For over 250 years, Halifax harbour has been the commercial, cultural and historical backbone of the city, as well as the main stage for economic activity across the maritimes.
Where merchants and tradespeople from near and far exchanged goods headed to and coming from the rest of the seafaring world.
The modern social dining experience involves exchange of another kind—where friends, family and coworkers swap stories and ideas, laughs and looks, appetizers and toasts.
we recognize our connection to the early roots of the city and its merchant past. In the lively company of gentlemen, ladies, merchants and more, we hope you’ll make a little history of your own.
The kitchen at The Exchange serves up globally inspired dishes that are both sophisticated and approachable. Made fresh from scratch with locally sourced farm-to-table ingredients, this menu crosses gastronomical boundaries with creativity and confidence.
As an Atlantic Canadian destination restaurant, our constantly changing lineup of fresh “catch of the day” seafood features — from traditional local favourites like halibut to more exotic options like arctic char, monkfish, branzino and more — will be an attraction in itself.
The ample list of local craft beer is complemented by wine selections from across the globe, while our team of in-house mixologists artfully compose signature libations that celebrate a return to true cocktail culture.
The bar area features floor-to-ceiling wine storage and a spectacular 12-foot art deco liquor display behind the wraparound bar. A comfy lounging area with feature fireplace creates the perfect space to exchange lively chat and small plates.
Unearthed by archeologists in 2001, the area bounded by Hollis, Sackville, Granville and Salter Streets contains the footprint of the original Halifax town of 1749, an area home to both merchants and families.

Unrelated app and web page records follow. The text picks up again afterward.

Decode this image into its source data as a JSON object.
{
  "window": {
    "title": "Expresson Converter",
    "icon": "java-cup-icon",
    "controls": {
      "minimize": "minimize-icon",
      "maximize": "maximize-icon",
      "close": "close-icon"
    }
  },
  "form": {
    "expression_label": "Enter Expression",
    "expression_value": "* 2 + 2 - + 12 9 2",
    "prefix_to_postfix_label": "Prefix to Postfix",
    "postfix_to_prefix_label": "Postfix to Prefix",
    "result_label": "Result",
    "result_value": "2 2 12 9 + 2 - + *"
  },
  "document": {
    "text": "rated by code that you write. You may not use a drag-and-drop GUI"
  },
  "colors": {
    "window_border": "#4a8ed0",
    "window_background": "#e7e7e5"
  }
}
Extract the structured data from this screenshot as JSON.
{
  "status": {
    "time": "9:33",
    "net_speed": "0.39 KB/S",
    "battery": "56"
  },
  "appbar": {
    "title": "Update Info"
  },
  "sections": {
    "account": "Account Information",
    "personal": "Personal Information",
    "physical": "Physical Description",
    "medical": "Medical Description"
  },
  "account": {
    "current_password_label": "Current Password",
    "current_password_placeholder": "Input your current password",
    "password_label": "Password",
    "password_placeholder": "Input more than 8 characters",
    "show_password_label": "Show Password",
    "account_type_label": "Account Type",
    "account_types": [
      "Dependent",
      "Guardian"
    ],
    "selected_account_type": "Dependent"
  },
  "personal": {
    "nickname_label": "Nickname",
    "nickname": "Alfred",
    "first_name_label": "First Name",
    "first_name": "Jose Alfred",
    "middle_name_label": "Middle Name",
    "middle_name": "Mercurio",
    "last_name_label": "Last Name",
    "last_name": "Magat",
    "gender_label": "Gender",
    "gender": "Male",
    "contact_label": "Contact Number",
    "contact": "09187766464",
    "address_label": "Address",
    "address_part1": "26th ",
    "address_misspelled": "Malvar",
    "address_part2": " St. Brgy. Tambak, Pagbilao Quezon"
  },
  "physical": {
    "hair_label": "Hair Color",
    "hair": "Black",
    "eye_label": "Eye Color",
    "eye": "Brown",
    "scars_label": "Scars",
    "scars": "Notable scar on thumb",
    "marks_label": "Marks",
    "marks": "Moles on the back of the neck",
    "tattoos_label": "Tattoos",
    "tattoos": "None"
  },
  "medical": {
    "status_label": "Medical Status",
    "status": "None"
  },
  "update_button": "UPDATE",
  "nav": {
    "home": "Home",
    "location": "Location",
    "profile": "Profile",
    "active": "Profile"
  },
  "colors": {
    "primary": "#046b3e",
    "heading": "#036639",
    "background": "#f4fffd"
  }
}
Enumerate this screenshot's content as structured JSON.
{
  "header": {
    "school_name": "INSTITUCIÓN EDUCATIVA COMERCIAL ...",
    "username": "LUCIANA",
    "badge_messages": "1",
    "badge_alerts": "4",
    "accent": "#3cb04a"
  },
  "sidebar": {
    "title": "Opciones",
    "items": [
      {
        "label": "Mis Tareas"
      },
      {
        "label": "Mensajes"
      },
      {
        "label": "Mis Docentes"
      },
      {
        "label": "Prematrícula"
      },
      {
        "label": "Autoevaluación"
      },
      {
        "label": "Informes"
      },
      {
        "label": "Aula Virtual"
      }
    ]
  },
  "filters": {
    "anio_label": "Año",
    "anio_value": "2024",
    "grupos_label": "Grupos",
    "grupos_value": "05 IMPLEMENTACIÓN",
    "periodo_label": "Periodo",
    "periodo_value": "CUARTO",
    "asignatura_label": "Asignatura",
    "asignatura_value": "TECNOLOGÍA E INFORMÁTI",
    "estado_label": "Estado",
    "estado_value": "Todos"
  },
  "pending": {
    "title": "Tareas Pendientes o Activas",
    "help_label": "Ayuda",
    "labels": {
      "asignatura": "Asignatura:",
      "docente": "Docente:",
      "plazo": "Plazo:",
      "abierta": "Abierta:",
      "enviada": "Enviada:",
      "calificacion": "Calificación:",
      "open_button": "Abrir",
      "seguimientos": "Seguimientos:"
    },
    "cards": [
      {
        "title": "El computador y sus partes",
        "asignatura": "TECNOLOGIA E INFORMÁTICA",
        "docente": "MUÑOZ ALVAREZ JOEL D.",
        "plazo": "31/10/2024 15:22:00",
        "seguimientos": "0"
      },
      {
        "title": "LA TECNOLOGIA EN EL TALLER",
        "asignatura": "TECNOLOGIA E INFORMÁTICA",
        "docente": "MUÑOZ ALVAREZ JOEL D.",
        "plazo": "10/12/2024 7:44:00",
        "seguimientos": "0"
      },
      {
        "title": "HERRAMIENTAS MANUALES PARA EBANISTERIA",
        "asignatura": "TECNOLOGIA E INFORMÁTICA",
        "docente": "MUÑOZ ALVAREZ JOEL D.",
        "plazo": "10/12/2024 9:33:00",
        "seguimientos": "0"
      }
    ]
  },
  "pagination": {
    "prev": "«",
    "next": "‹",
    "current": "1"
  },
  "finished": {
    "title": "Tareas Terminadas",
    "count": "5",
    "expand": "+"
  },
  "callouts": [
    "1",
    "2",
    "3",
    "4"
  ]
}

Here at the corner of Hollis and Sackville in particular, Halifax is no stranger to the very best of times. On February 22nd, 1785, Halifax’s very first advertised concert took place at this location in what was The Golden Ball Inn. It was also at The Golden Ball Inn on January 1786 that proprietor John O’Brien gathered a “number of respectable Inhabitants…native of the Kingdom of Ireland” to found the Charitable Irish Society.